- Bandyopadhyay, S., Abiodun, O. A., Ogboo, B. C., Kola-Mustapha, A. T., Attah, E. I., Edemhanria, L., Kumari, A., Jaganathan, R., & Adelakun, N. S. (2022). Polypharmacology of some medicinal plant metabolites against SARS-CoV-2 and host targets: Molecular dynamics evaluation of NSP9 RNA binding protein. Journal of biomolecular structure & dynamics, 40(22), 11467–11483. https://doi.org/10.1080/07391102.2021.1959401

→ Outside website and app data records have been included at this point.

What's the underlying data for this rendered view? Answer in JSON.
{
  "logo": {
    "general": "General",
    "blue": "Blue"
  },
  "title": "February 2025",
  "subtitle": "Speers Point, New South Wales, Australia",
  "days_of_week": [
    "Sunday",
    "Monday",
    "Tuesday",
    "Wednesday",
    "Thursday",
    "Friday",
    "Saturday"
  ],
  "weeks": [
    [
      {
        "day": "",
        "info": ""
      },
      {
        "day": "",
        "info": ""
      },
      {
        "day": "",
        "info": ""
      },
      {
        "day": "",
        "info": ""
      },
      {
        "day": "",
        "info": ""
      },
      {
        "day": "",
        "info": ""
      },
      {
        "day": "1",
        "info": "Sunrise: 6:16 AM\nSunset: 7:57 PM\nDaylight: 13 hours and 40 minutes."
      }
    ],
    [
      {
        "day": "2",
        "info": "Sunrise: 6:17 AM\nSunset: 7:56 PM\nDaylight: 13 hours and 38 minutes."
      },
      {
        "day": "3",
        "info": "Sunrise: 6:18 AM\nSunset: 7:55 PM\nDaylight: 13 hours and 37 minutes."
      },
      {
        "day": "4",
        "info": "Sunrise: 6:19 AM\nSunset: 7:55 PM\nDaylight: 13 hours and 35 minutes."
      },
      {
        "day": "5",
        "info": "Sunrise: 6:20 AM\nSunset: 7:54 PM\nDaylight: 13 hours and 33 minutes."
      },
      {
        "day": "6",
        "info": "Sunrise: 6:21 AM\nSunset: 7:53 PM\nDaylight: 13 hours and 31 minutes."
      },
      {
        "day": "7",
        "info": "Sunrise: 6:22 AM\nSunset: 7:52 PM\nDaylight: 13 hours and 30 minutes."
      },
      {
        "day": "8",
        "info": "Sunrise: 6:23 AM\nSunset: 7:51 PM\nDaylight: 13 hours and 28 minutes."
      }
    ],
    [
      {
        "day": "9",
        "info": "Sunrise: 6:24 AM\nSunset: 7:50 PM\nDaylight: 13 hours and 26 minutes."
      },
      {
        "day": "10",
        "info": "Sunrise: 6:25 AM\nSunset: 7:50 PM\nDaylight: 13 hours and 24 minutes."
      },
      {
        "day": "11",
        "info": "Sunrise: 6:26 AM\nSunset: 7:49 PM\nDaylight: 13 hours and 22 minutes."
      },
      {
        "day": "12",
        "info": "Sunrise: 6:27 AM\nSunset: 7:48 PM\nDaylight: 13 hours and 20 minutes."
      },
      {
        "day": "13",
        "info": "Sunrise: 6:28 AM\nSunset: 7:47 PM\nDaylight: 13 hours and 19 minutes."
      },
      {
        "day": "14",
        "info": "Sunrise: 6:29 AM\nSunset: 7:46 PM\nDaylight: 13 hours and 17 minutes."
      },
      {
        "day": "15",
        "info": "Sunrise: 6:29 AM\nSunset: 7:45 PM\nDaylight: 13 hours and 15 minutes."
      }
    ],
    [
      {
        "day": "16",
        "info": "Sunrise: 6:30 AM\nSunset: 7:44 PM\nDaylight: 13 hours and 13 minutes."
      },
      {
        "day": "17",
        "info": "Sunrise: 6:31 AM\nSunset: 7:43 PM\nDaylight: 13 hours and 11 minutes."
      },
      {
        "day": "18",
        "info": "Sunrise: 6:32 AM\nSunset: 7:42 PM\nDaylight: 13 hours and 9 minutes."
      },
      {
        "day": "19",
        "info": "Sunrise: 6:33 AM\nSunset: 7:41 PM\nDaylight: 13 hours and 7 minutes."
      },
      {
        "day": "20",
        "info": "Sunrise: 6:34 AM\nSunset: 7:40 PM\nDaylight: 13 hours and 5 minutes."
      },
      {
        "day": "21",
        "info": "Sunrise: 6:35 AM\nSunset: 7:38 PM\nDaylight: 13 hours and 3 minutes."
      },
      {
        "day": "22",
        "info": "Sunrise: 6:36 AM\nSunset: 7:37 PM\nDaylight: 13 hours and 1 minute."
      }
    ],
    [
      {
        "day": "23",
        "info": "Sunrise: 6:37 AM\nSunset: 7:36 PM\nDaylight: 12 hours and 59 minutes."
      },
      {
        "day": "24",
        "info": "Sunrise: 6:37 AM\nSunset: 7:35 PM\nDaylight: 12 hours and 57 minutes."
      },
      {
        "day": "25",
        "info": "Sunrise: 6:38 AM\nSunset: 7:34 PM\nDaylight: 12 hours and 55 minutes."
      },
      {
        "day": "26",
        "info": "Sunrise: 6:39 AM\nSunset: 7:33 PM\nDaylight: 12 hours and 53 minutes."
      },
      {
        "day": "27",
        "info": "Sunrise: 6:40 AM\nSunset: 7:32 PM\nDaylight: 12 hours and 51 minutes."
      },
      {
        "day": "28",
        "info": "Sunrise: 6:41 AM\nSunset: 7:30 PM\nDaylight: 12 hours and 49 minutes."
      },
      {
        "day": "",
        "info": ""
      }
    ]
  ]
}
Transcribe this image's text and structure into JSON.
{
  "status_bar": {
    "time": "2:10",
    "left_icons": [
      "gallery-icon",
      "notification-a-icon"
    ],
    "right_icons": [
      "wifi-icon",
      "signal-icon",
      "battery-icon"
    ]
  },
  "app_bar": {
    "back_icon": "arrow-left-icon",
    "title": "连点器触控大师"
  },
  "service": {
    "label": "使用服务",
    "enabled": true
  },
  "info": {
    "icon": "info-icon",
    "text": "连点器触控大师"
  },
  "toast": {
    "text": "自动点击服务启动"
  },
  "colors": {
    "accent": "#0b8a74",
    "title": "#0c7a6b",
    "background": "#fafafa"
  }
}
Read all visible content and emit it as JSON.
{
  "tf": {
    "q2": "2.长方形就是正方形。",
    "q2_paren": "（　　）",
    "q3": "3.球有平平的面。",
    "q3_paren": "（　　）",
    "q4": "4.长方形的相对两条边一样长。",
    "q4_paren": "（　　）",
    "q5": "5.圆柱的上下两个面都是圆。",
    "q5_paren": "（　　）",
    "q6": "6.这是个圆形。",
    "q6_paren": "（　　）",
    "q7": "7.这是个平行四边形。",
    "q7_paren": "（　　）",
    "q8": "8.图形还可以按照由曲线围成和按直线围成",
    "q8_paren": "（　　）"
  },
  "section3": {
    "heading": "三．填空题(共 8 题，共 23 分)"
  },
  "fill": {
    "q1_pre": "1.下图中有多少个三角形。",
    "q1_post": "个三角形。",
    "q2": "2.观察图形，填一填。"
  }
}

- Han, J. M., Kim, M. H., Choi, Y. Y., Lee, H., Hong, J., & Yang, W. M. (2015). Effects of Lonicera japonica Thunb. on Type 2 Diabetes via PPAR-γ Activation in Rats. Phytotherapy research : PTR, 29(10), 1616–1621. https://doi.org/10.1002/ptr.5413
- Zhou, X., Dong, Q., Kan, X., Peng, L., Xu, X., Fang, Y., & Yang, J. (2018). Immunomodulatory activity of a novel polysaccharide from Lonicera japonica in immunosuppressed mice induced by cyclophosphamide. PloS one, 13(10), e0204152. https://doi.org/10.1371/journal.pone.0204152

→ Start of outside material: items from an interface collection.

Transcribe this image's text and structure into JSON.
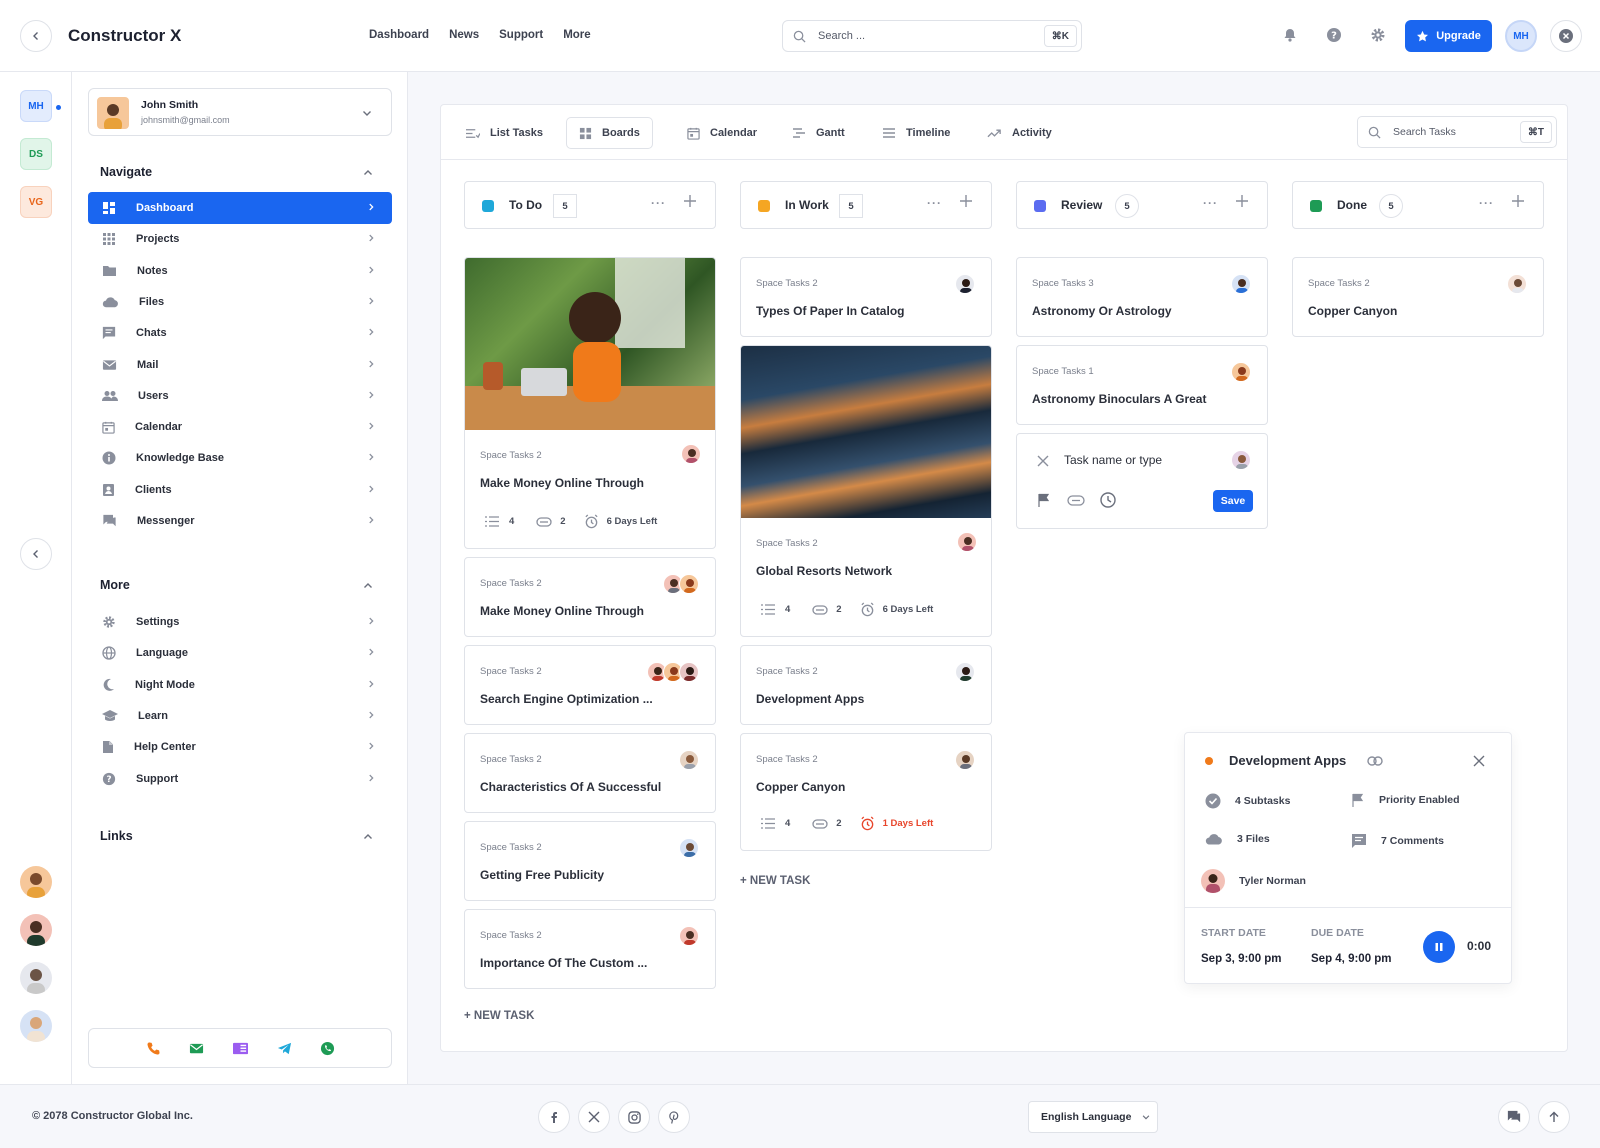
{
  "app": {
    "title": "Constructor X"
  },
  "topnav": [
    "Dashboard",
    "News",
    "Support",
    "More"
  ],
  "search": {
    "placeholder": "Search ...",
    "shortcut": "⌘K"
  },
  "header": {
    "upgrade_label": "Upgrade",
    "user_initials": "MH"
  },
  "workspaces": [
    {
      "label": "MH",
      "color": "#1a66f0",
      "bg": "#e3ecfd"
    },
    {
      "label": "DS",
      "color": "#1e9b55",
      "bg": "#e1f5e9"
    },
    {
      "label": "VG",
      "color": "#e8651a",
      "bg": "#fde9dd"
    }
  ],
  "user": {
    "name": "John Smith",
    "email": "johnsmith@gmail.com"
  },
  "sidebar": {
    "navigate_title": "Navigate",
    "navigate": [
      {
        "label": "Dashboard",
        "icon": "dashboard-icon"
      },
      {
        "label": "Projects",
        "icon": "grid-icon"
      },
      {
        "label": "Notes",
        "icon": "folder-icon"
      },
      {
        "label": "Files",
        "icon": "cloud-icon"
      },
      {
        "label": "Chats",
        "icon": "chat-icon"
      },
      {
        "label": "Mail",
        "icon": "mail-icon"
      },
      {
        "label": "Users",
        "icon": "users-icon"
      },
      {
        "label": "Calendar",
        "icon": "calendar-icon"
      },
      {
        "label": "Knowledge Base",
        "icon": "info-icon"
      },
      {
        "label": "Clients",
        "icon": "contact-icon"
      },
      {
        "label": "Messenger",
        "icon": "messenger-icon"
      }
    ],
    "more_title": "More",
    "more": [
      {
        "label": "Settings",
        "icon": "gear-icon"
      },
      {
        "label": "Language",
        "icon": "globe-icon"
      },
      {
        "label": "Night Mode",
        "icon": "moon-icon"
      },
      {
        "label": "Learn",
        "icon": "school-icon"
      },
      {
        "label": "Help Center",
        "icon": "document-icon"
      },
      {
        "label": "Support",
        "icon": "help-icon"
      }
    ],
    "links_title": "Links"
  },
  "view_tabs": [
    {
      "label": "List Tasks",
      "icon": "list-icon"
    },
    {
      "label": "Boards",
      "icon": "board-icon"
    },
    {
      "label": "Calendar",
      "icon": "calendar-icon"
    },
    {
      "label": "Gantt",
      "icon": "gantt-icon"
    },
    {
      "label": "Timeline",
      "icon": "timeline-icon"
    },
    {
      "label": "Activity",
      "icon": "activity-icon"
    }
  ],
  "task_search": {
    "placeholder": "Search Tasks",
    "shortcut": "⌘T"
  },
  "columns": [
    {
      "title": "To Do",
      "count": "5",
      "color": "#1fa8d9"
    },
    {
      "title": "In Work",
      "count": "5",
      "color": "#f5a623"
    },
    {
      "title": "Review",
      "count": "5",
      "color": "#5b6cf0"
    },
    {
      "title": "Done",
      "count": "5",
      "color": "#1e9b55"
    }
  ],
  "cards": {
    "todo": [
      {
        "space": "Space Tasks 2",
        "title": "Make Money Online Through",
        "subtasks": "4",
        "files": "2",
        "due": "6 Days Left"
      },
      {
        "space": "Space Tasks 2",
        "title": "Make Money Online Through"
      },
      {
        "space": "Space Tasks 2",
        "title": "Search Engine Optimization ..."
      },
      {
        "space": "Space Tasks 2",
        "title": "Characteristics Of A Successful"
      },
      {
        "space": "Space Tasks 2",
        "title": "Getting Free Publicity"
      },
      {
        "space": "Space Tasks 2",
        "title": "Importance Of The Custom ..."
      }
    ],
    "inwork": [
      {
        "space": "Space Tasks 2",
        "title": "Types Of Paper In Catalog"
      },
      {
        "space": "Space Tasks 2",
        "title": "Global Resorts Network",
        "subtasks": "4",
        "files": "2",
        "due": "6 Days Left"
      },
      {
        "space": "Space Tasks 2",
        "title": "Development Apps"
      },
      {
        "space": "Space Tasks 2",
        "title": "Copper Canyon",
        "subtasks": "4",
        "files": "2",
        "due": "1 Days Left"
      }
    ],
    "review": [
      {
        "space": "Space Tasks 3",
        "title": "Astronomy Or Astrology"
      },
      {
        "space": "Space Tasks 1",
        "title": "Astronomy Binoculars A Great"
      }
    ],
    "done": [
      {
        "space": "Space Tasks 2",
        "title": "Copper Canyon"
      }
    ]
  },
  "new_task_input": {
    "placeholder": "Task name or type",
    "save_label": "Save"
  },
  "new_task_label": "+ NEW TASK",
  "popup": {
    "title": "Development Apps",
    "subtasks": "4 Subtasks",
    "priority": "Priority Enabled",
    "files": "3 Files",
    "comments": "7 Comments",
    "assignee": "Tyler Norman",
    "start_label": "START DATE",
    "start_value": "Sep 3, 9:00 pm",
    "due_label": "DUE DATE",
    "due_value": "Sep 4, 9:00 pm",
    "timer": "0:00"
  },
  "footer": {
    "copyright": "© 2078 Constructor Global Inc.",
    "language": "English Language"
  },
  "colors": {
    "accent": "#1a66f0",
    "overdue": "#e8452b"
  }
}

- Lin, C. J., Lin, H. J., Chen, T. H., Hsu, Y. A., Liu, C. S., Hwang, G. Y., & Wan, L. (2015). Polygonum cuspidatum and its active components inhibit replication of the influenza virus through toll-like receptor 9-induced interferon beta expression. PloS one, 10(2), e0117602. https://doi.org/10.1371/journal.pone.0117602
- Feng, J., Leone, J., Schweig, S., & Zhang, Y. (2020). Evaluation of Natural and Botanical Medicines for Activity Against Growing and Non-growing Forms of B. burgdorferi. Frontiers in medicine, 7, 6. https://doi.org/10.3389/fmed.2020.00006
- Jardim, F. R., de Rossi, F. T., Nascimento, M. X., da Silva Barros, R. G., Borges, P. A., Prescilio, I. C., & de Oliveira, M. R. (2018). Resveratrol and Brain Mitochondria: a Review. Molecular neurobiology, 55(3), 2085–2101. https://doi.org/10.1007/s12035-017-0448-z
- Verma A. K. (2022). Cordycepin: a bioactive metabolite of Cordyceps militaris and polyadenylation inhibitor with therapeutic potential against COVID-19. Journal of biomolecular structure & dynamics, 40(8), 3745–3752. https://doi.org/10.1080/07391102.2020.1850352
- Bizarro, A., Ferreira, I. C., Soković, M., van Griensven, L. J., Sousa, D., Vasconcelos, M. H., & Lima, R. T. (2015). Cordyceps militaris (L.) Link Fruiting Body Reduces the Growth of a Non-Small Cell Lung Cancer Cell Line by Increasing Cellular Levels of p53 and p21. Molecules (Basel, Switzerland), 20(8), 13927–13940. https://doi.org/10.3390/molecules200813927